UNEP said the threat posed by poor waste management is particularly prominent in low-income countries where waste-collection rates are often below 50 per cent. Piles of garbage along river banks; thick smoke from open burning of mixed, and partly toxic, waste; pungent odors; flies and rodents are an all too familiar scene. Ever-faster population growth, urbanization and economic development are producing increasing quantities of waste that are overburdening existing waste-management systems.
According to a release, there is no end in sight to this trend: by 2030, the global middle-class will have grown from 2 billion to 4.9 billion, each of these new affluent consumers longing for greater quantities of more sophisticated and resource-intensive goods. Public waste systems in cities cannot keep pace with urban expansion; rapid industrialization is happening in countries that have not yet developed the appropriate systems to deal with hazardous and special wastes; and the growing trade in waste poses significant challenges. Waste management is one of the most complex and cost-intensive public services, absorbing large chunks of municipal budgets even when organized and operated properly.
Basic human needs such as clean water, clean air and safe food are jeopardized by improper waste management practices, with severe consequences for public health. Poor waste collection can lead to the spread of disease and improper waste disposal - for example, hazardous waste mixed with household waste can be extremely harmful for workers in the waste sector, adjacent communities, and the environment. Besides having serious economic, environmental and health implications, unsound waste management has a social dimension. Like most environmental hazards, deficiencies in waste management disproportionately affect poorer communities as waste is often dumped on land adjacent to slums. Left with the choice between going hungry and waste picking, one per cent of the urban population in developing countries choose to sift through the detritus on dumps and dirty streets.

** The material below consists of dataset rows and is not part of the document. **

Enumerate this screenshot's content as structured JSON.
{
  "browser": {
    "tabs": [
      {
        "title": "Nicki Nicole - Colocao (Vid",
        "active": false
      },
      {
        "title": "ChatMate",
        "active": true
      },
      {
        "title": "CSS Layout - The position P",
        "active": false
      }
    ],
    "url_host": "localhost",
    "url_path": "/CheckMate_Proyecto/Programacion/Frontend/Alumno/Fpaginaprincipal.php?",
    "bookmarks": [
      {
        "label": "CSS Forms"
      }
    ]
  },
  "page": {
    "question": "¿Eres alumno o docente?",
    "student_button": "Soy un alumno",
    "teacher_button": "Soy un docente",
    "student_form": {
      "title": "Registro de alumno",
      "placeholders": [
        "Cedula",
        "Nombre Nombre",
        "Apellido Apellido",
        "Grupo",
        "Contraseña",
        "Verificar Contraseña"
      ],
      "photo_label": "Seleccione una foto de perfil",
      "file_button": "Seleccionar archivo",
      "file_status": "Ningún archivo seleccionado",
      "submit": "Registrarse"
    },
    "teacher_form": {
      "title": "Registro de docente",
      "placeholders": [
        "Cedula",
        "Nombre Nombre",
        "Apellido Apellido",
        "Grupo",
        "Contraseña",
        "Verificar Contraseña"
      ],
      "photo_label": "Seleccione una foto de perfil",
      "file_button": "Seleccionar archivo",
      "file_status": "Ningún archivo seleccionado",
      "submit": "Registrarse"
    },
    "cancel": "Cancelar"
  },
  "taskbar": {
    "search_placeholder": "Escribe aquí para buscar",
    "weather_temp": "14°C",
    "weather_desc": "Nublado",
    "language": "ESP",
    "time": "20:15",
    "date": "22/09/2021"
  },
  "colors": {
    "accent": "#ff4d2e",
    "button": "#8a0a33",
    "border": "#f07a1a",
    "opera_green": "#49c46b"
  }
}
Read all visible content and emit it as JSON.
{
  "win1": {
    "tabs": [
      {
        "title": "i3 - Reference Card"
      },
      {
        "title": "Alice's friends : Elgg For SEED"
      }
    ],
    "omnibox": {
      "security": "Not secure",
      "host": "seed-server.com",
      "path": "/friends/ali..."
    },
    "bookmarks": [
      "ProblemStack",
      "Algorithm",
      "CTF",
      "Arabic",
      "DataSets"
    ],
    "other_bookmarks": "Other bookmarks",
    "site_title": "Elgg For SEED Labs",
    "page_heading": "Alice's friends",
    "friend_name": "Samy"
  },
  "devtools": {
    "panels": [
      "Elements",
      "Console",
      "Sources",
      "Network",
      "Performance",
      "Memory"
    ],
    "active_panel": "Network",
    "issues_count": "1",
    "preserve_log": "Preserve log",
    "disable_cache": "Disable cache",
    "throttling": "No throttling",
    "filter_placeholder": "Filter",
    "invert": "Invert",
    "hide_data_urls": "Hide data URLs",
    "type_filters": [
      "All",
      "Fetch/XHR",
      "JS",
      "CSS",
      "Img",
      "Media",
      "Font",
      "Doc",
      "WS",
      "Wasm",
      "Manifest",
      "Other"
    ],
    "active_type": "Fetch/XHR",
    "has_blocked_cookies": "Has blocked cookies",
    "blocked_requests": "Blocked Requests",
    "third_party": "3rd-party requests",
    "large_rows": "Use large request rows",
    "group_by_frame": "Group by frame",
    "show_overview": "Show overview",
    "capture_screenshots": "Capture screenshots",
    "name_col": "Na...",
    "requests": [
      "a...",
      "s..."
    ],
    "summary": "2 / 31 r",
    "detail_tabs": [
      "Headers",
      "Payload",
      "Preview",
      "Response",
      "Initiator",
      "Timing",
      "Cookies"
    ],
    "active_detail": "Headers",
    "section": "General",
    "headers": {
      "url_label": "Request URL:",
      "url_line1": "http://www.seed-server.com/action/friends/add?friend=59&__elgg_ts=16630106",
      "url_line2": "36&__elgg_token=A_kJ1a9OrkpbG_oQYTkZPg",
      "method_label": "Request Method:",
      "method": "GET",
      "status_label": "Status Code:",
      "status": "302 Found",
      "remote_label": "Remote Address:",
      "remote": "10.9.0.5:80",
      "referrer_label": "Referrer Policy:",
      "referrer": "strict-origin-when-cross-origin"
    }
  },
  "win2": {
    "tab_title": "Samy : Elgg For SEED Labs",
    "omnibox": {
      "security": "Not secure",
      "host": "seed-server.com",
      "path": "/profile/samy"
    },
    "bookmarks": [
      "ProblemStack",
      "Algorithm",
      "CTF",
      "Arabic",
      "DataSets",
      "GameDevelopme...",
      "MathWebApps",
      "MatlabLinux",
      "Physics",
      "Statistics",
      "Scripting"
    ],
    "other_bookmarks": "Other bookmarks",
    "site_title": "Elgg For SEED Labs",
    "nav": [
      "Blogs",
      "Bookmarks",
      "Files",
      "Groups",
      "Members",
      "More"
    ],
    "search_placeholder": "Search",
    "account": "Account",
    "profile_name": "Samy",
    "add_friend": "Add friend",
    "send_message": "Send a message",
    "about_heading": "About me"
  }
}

Millions of these waste pickers are being exposed to hazardous substances as they try to secure their and their families' survival. Lead, mercury and infectious agents from healthcare facilities -- as well as dioxins and other harmful emissions released during the recovery of valuable materials from e-waste -- not only affect the health of waste pickers, but further contribute to air, land and water contamination.
As the crisis unfolds, there are significant opportunities for organizing the waste sector, with all its complexities, in a way that is more economically, environmentally and socially sustainable. Matthew Gubb, Director of the UNEP's International Environmental Technology Centre (IETC), recognizes both risks and opportunities inherent in the waste sector and highlights it as "a model area for greening the economy." UNEP indicates that if handled properly, waste management has huge potential to turn problems into solutions and to "lead the way towards sustainable development" through the recovery and reuse of valuable resources; the creation of new business and employment opportunities, including for the informal sector; reduced emissions of greenhouse gases from waste management operations, such as landfills; and conversion of waste to energy.
Access a release from UNEP (click here). Access more information on the Global Partnership on Waste Management (click here). Access the background papers from the conference (click here). [#Solid, #Haz, #P2]
32 Years of Environmental Reporting for serious Environmental Professionals